• **How to complete this task**
Report all lines below with the word "title".

• **Records for the task**
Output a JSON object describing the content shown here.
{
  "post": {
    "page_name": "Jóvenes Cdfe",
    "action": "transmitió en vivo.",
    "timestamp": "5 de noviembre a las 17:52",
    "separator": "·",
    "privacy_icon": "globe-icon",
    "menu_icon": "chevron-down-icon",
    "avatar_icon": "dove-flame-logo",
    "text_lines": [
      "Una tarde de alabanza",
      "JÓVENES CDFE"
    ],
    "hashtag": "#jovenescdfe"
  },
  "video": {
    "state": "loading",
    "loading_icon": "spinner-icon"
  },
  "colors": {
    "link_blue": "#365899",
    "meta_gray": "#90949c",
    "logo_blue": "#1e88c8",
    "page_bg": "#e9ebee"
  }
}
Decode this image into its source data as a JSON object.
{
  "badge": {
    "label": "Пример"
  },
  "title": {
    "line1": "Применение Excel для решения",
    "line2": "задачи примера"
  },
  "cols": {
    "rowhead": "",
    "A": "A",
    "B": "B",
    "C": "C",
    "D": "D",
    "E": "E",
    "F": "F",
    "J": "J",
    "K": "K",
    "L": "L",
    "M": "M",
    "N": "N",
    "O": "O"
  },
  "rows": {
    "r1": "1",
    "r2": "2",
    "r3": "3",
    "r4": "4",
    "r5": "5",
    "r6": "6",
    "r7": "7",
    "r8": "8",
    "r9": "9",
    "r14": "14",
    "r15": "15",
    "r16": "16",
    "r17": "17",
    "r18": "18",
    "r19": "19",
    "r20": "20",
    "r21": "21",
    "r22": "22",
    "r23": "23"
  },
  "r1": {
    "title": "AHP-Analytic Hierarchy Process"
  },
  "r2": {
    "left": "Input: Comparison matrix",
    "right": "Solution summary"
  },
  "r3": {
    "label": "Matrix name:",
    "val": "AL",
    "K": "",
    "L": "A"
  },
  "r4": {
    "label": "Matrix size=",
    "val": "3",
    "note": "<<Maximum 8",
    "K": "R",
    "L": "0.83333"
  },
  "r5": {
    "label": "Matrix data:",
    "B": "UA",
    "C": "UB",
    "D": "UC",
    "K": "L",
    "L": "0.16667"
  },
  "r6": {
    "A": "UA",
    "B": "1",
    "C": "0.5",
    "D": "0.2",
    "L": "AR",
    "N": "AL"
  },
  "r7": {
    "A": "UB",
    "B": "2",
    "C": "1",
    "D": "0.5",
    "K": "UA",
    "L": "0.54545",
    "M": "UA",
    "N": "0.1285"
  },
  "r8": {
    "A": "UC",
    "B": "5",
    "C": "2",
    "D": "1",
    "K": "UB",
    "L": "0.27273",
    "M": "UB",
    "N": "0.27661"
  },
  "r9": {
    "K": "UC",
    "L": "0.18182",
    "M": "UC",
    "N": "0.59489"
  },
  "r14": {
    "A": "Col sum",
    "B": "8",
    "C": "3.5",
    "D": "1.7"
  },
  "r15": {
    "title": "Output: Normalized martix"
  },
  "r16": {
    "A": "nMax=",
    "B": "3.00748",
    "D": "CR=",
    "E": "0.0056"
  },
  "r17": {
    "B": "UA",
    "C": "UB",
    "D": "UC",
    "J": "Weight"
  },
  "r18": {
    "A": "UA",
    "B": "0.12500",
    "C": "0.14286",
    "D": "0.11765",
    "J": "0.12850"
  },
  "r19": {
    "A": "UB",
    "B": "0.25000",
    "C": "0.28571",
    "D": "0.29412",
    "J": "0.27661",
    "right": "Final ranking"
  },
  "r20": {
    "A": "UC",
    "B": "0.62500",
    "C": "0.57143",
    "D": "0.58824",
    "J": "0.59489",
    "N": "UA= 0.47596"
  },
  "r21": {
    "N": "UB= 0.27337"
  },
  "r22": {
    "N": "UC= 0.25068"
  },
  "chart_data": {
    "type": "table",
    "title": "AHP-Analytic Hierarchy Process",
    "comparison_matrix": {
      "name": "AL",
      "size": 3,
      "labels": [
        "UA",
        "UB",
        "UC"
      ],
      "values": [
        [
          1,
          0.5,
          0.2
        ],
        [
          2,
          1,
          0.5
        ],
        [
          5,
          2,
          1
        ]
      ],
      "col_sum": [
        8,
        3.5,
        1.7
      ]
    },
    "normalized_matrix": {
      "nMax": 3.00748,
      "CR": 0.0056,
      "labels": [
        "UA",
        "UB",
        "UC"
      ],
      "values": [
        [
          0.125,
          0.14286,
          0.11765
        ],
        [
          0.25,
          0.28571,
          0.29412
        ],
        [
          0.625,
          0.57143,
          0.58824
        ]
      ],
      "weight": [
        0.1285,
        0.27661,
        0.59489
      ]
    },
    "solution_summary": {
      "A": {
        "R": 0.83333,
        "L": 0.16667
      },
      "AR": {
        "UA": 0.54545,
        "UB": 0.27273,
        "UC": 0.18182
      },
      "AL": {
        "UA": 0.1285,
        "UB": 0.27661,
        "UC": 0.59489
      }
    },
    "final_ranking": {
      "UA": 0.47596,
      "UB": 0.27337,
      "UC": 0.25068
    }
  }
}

• **Exercise output**
  "title": {
    "title": "AHP-Analytic Hierarchy Process"
    "title": "Output: Normalized martix"
    "title": "AHP-Analytic Hierarchy Process",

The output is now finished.